Among these amendments was the Fourteenth Amendmentwhich included an Equal Protection Clause which seemed to clarify that courts and states were prohibited in narrowing the meaning of "Persons". Anthonybuttressed by the equal protection language, voted.
She was prosecuted for this, however, and ran into an all-male court ruling that women were not "Persons"; the court levied a fine but it was never collected. C Fifty years later, inthe Constitution was amended again, with the Nineteenth Amendment to definitively prohibit discrimination against women's suffrage.
In the s, the Burger Court made a series of rulings clarifying that discrimination against women in the status of being Persons violated the Constitution and acknowledged that previous court rulings to the contrary had been Sui generis and an abuse of power.
The most often cited of these is Reed v. Reedwhich held that any discrimination against either sex in the rights associated with Person status must meet a strict scrutiny standard.
The s also saw the adoption of the Twenty-sixth Amendmentwhich prohibited discrimination on the basis of age, for Persons 18 years old and over, in voting. Other attempts to address the developmental distinction between children and adults in Person status and rights have been addressed mostly by the Supreme Court, with the Court recognizing inin Miller v.
Alabama a political and biological principle that children are different from adults. In the members of the United Nations organization completed the drafting of its founding text — the United nations charter: The USA played a significant role in this process.
Similarly, for the United States government and its citizens, much remained uncertain about the future impact, force, and reach of international human rights.
Eventually the United States had not yet developed a policy approach regarding whether or not it would recognize international human rights within a domestic context. Certainly there were already some domestic political attempts, as for example President Truman's Committee on Civil rightswhich authored a report in initializing the possibility to apply the UN charter in order to combat racial discrimination in the US.

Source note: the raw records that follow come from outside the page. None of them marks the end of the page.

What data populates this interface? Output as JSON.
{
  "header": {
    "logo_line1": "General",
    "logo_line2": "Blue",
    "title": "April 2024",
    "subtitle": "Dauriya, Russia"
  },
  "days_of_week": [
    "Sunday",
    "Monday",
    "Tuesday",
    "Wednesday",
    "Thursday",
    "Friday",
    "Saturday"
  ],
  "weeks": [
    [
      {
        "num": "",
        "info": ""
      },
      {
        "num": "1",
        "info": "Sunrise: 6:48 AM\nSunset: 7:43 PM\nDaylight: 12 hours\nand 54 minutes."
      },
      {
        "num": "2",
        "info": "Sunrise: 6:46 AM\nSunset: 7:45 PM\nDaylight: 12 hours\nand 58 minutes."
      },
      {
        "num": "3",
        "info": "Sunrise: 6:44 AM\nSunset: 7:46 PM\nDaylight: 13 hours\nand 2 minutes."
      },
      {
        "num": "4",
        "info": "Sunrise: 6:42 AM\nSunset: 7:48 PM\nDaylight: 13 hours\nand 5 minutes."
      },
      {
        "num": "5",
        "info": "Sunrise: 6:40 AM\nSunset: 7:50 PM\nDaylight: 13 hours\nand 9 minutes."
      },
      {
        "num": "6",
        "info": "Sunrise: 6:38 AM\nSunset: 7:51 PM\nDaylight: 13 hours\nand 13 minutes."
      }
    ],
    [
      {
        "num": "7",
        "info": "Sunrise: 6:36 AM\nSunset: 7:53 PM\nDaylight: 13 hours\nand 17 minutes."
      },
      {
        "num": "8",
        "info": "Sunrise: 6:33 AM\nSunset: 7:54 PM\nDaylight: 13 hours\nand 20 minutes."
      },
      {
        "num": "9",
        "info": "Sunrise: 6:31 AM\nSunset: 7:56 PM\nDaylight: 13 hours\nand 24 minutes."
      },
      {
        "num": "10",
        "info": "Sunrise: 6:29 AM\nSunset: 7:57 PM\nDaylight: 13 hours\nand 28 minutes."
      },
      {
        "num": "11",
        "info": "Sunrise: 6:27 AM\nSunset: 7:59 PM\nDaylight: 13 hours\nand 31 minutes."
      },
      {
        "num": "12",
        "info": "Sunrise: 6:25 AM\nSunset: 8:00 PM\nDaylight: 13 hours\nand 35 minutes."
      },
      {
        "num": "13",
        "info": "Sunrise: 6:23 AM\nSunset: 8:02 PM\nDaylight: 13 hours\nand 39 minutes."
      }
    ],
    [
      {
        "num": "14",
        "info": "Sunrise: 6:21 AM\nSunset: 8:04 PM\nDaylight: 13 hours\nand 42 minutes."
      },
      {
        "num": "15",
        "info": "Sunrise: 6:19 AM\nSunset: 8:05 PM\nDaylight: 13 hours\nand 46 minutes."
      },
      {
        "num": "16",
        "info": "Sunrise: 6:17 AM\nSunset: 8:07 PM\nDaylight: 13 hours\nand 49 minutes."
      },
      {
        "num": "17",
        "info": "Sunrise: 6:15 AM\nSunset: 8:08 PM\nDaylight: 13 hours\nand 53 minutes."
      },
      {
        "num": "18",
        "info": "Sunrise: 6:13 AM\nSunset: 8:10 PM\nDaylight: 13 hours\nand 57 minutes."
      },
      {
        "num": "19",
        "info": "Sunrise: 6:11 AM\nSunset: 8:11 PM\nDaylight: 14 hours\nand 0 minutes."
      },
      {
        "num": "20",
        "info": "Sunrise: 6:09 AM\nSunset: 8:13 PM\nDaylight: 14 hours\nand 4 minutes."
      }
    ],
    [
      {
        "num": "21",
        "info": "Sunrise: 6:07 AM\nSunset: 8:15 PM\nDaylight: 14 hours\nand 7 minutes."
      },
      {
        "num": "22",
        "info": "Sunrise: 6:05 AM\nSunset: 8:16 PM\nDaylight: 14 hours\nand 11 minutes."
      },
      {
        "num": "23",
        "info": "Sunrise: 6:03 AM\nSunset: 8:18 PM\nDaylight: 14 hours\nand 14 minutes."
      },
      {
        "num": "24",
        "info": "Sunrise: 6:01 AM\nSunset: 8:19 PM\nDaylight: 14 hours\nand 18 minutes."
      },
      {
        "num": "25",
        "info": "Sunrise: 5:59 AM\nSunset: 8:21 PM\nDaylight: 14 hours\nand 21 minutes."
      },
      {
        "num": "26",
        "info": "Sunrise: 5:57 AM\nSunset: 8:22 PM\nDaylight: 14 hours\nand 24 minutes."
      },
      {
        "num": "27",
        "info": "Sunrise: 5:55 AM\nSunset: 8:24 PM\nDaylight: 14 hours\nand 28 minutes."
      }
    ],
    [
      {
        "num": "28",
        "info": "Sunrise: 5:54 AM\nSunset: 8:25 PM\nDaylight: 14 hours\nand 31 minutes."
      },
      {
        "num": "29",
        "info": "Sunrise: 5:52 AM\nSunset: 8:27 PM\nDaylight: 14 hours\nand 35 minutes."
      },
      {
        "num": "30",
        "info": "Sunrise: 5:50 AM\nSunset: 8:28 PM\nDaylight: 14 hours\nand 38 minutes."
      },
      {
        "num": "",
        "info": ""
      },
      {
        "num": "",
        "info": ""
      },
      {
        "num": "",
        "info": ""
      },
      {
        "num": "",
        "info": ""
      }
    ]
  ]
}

Now that the United States had successfully adopted the UDHR, obviously it seemed like human rights would play a leading part in domestic law within the US. Still there was harsh controversy over the question whether to apply international law on the inner-land-basis.
Fitzpatrick won the Pulitzer Price for editorial writing in ; in his editorials he had repeatedly warned against international human rights overthrowing the supreme law of the land.Realism, also known as political realism, is a view of international politics that stresses its competitive and conflictual side.
It is usually contrasted with idealism or liberalism, which tends to emphasize cooperation. Oct 25, · Created by the University of Oklahoma, Janux is an interactive learning community that gives learners direct connections to courses, education resources, faculty, and each other.
In the main, idealists encourage global cooperation though international law, institution and disarmament. Thus, they seek more peaceful world. Idealists believe that president Woodrow Wilson’s call for democratic institution will make the world safe for democracy.
In the international arena, Liberalism encourages a global community; Realism is likely to pull back from any such commitment until its adherents can clearly see what s in it for them.
I believe the basic problem of international affairs is the potential for innocent misunderstanding; the so-called culture clash. international relations. Liberal theory advocates a policy of economic and institutional inclusion the United States should encourage the growth of a free press, rule of law, and other liberal systems.
relations and can be reigned in as a productive member of the world security community. Liberal foreign policy will go further towards. With an increasing recognition among international community of women’s historic exclusion from structures of power, a global commitment has been made to redress gender imbalance in politics.